The chimneys of industry rise over Adua and the world seethes with new opportunities. But old scores run deep as ever.
On the blood-soaked borders of Angland, Leo dan Brock struggles to win fame on the battlefield, and defeat the marauding armies of Stour Nightfall. He hopes for help from the crown. But King Jezal’s son, the feckless Prince Orso, is a man who specializes in disappointments.
Savine dan Glokta – socialite, investor, and daughter of the most feared man in the Union – plans to claw her way to the top of the slag-heap of society by any means necessary. But the slums boil over with a rage that all the money in the world cannot control.
The age of the machine dawns, but the age of magic refuses to die. With the help of the mad hillwoman Isern-i-Phail, Rikke struggles to control the blessing, or the curse, of the Long Eye. Glimpsing the future is one thing, but with the guiding hand of the First of the Magi still pulling the strings, changing it will be quite another…
I received an advanced review copy of A Little Hatred in exchange for an honest review. I would like to thank Joe Abercrombie and Gollancz.
This first novel in The Age of Madness series is set a generation after The First Law trilogy. We are reintroduced to this world as it is in a bit of a crisis. It’s a new age that features the introduction of machinery, a potential revolution, brutal hard labour, and the fear and hatred of progression. It’s reaching a boiling point and that could soon equate to absolute turmoil. Here, once again, Abercrombie showcases why he is still one of the finest Grimdark/ Dark Fantasy writers of all time. The author’s world-building and characterisation are as impressive, detailed and unique as ever and the humour presented is amazing and typical Abercrombie.
Point of veiw characters Orso, Savine, and Rikke are the children of Jezal, Glotka, and The Dogman respectively. Some of the old favourite players are featured here but they don’t take over the mainstage.
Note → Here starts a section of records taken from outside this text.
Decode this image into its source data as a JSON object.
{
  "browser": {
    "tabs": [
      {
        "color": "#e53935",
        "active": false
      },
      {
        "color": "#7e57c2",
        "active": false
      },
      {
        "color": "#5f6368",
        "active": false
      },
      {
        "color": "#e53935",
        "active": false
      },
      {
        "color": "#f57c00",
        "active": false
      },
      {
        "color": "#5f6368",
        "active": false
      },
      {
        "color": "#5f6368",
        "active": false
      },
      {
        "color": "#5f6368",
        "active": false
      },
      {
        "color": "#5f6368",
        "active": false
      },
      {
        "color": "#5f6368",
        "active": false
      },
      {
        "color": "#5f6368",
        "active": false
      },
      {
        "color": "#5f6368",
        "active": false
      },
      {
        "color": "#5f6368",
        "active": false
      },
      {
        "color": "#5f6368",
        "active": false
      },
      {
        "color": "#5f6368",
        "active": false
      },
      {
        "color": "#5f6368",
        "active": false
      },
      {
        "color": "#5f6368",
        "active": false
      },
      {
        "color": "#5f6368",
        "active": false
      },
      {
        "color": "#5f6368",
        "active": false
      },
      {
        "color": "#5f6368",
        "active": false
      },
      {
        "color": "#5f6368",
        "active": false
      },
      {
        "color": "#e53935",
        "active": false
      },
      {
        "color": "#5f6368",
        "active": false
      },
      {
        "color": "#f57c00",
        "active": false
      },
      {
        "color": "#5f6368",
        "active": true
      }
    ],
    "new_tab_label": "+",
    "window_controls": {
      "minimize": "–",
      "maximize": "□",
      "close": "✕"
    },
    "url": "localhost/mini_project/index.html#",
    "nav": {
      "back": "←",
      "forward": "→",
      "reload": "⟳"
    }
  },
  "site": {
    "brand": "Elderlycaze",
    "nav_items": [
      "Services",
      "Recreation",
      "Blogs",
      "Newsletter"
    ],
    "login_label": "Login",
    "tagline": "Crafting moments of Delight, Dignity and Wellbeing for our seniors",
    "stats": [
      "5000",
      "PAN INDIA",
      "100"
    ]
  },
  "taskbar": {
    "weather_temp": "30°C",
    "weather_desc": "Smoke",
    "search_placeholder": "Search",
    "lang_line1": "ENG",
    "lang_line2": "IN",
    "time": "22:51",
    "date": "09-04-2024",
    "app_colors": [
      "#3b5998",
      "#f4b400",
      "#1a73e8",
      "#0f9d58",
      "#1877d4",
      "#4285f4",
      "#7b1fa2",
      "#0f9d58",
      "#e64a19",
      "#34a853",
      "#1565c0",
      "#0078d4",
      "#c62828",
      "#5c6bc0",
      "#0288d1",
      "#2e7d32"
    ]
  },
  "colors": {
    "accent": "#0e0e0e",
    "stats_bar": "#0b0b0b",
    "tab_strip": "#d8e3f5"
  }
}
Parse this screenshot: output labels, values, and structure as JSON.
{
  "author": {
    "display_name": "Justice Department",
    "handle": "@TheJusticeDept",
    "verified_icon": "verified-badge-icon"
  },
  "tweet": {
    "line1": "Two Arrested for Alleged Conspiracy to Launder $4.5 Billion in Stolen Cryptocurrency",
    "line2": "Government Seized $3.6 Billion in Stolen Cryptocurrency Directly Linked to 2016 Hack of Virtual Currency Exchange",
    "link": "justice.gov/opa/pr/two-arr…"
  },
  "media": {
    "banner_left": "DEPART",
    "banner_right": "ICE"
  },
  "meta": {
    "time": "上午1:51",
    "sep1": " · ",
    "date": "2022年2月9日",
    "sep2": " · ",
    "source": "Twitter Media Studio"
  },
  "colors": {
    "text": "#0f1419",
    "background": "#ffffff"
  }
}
The new ensemble is well worth reading about and they organically take other the reins that steer this narrative. Abercrombie still creates bastards you love to hate and that you hate that you love. The author is a genius at creating characters that I actually care about however horrible they may be. My two absolute favourites follow were the so-called awful alcohol-addicted King-in-Waiting Orso who deep down wishes to be a good person and a leader – and also arguably the novel’s finest character the sex-addicted entrepreneur Savine Glotka. There a quite a few point of view players throughout and in addition to the aforementioned, Leo, the perfect hero and Broad the formidable warrior with a harsh past are great to follow. Their scenes were stunning to visualise and were the most memorable.
Some of the players may seem two-dimensional initially until Abercrombie deftly expands on their thoughts, emotions and agendas and massages the depth of their personalities into our minds. As mentioned, we see some old legends from the past such as Glotka, The Dogman and Bayaz but the new characters are not in the shadows of their predecessors at all. They truly own the narrative.
I had a brilliant time reading this and returning to Abercrombie’s world. Although I haven’t completed all of The First Law books and even though you probably could start reading here, I think some prior knowledge of at least one or two of the original trilogy is truly beneficial. A Little Hatred does read like the typical first book in a fantasy epic which may build up to truly monumental and stunning moments but it doesn’t really work as a standalone. I believe Abercrombie has completed the remaining two books though and I can’t wait for the next entry and to lose myself here again. Bravo. When I have finished all The First Law books I will return to this and the rating may be increased to 5-stars.
PS. This is a more casual review than normal as I finished the novel a little while ago but haven’t had the internet for a few weeks. Today is the first time I’ve been able to get around to reviewing it.